▸ **Data excerpts**:
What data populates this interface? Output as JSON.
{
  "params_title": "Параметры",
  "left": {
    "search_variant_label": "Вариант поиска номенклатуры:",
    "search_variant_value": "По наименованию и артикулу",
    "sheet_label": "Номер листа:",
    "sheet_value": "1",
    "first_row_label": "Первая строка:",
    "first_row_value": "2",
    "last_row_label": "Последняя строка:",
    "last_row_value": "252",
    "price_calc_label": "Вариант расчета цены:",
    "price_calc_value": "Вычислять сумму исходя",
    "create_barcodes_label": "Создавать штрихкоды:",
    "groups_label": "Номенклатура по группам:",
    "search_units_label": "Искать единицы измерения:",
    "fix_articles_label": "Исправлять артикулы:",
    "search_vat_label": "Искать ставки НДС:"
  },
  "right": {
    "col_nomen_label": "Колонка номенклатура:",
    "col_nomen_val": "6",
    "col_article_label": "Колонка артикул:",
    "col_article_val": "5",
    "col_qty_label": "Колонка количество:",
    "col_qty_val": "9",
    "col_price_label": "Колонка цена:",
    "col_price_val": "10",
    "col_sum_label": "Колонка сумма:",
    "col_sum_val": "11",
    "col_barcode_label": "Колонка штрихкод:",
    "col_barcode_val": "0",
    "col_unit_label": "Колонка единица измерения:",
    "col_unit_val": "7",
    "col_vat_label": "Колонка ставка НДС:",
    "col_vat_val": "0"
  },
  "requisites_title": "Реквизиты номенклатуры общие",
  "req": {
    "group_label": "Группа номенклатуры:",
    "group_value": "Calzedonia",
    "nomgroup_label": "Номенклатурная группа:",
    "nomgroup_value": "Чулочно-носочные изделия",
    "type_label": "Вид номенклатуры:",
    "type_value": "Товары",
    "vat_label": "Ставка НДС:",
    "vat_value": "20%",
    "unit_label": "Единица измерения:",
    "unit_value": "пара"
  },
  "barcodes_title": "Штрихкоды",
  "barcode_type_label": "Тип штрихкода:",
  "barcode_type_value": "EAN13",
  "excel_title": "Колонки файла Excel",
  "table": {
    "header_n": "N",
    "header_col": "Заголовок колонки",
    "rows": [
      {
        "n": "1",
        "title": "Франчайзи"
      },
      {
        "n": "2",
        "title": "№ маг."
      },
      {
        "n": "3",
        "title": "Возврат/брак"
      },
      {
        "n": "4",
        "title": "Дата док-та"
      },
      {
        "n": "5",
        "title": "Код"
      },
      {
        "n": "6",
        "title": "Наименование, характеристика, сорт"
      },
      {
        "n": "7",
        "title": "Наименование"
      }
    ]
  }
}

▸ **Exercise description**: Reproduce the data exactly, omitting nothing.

▸ **Answer for the task**:
What data populates this interface? Output as JSON.
{
  "params_title": "Параметры",
  "left": {
    "search_variant_label": "Вариант поиска номенклатуры:",
    "search_variant_value": "По наименованию и артикулу",
    "sheet_label": "Номер листа:",
    "sheet_value": "1",
    "first_row_label": "Первая строка:",
    "first_row_value": "2",
    "last_row_label": "Последняя строка:",
    "last_row_value": "252",
    "price_calc_label": "Вариант расчета цены:",
    "price_calc_value": "Вычислять сумму исходя",
    "create_barcodes_label": "Создавать штрихкоды:",
    "groups_label": "Номенклатура по группам:",
    "search_units_label": "Искать единицы измерения:",
    "fix_articles_label": "Исправлять артикулы:",
    "search_vat_label": "Искать ставки НДС:"
  },
  "right": {
    "col_nomen_label": "Колонка номенклатура:",
    "col_nomen_val": "6",
    "col_article_label": "Колонка артикул:",
    "col_article_val": "5",
    "col_qty_label": "Колонка количество:",
    "col_qty_val": "9",
    "col_price_label": "Колонка цена:",
    "col_price_val": "10",
    "col_sum_label": "Колонка сумма:",
    "col_sum_val": "11",
    "col_barcode_label": "Колонка штрихкод:",
    "col_barcode_val": "0",
    "col_unit_label": "Колонка единица измерения:",
    "col_unit_val": "7",
    "col_vat_label": "Колонка ставка НДС:",
    "col_vat_val": "0"
  },
  "requisites_title": "Реквизиты номенклатуры общие",
  "req": {
    "group_label": "Группа номенклатуры:",
    "group_value": "Calzedonia",
    "nomgroup_label": "Номенклатурная группа:",
    "nomgroup_value": "Чулочно-носочные изделия",
    "type_label": "Вид номенклатуры:",
    "type_value": "Товары",
    "vat_label": "Ставка НДС:",
    "vat_value": "20%",
    "unit_label": "Единица измерения:",
    "unit_value": "пара"
  },
  "barcodes_title": "Штрихкоды",
  "barcode_type_label": "Тип штрихкода:",
  "barcode_type_value": "EAN13",
  "excel_title": "Колонки файла Excel",
  "table": {
    "header_n": "N",
    "header_col": "Заголовок колонки",
    "rows": [
      {
        "n": "1",
        "title": "Франчайзи"
      },
      {
        "n": "2",
        "title": "№ маг."
      },
      {
        "n": "3",
        "title": "Возврат/брак"
      },
      {
        "n": "4",
        "title": "Дата док-та"
      },
      {
        "n": "5",
        "title": "Код"
      },
      {
        "n": "6",
        "title": "Наименование, характеристика, сорт"
      },
      {
        "n": "7",
        "title": "Наименование"
      }
    ]
  }
}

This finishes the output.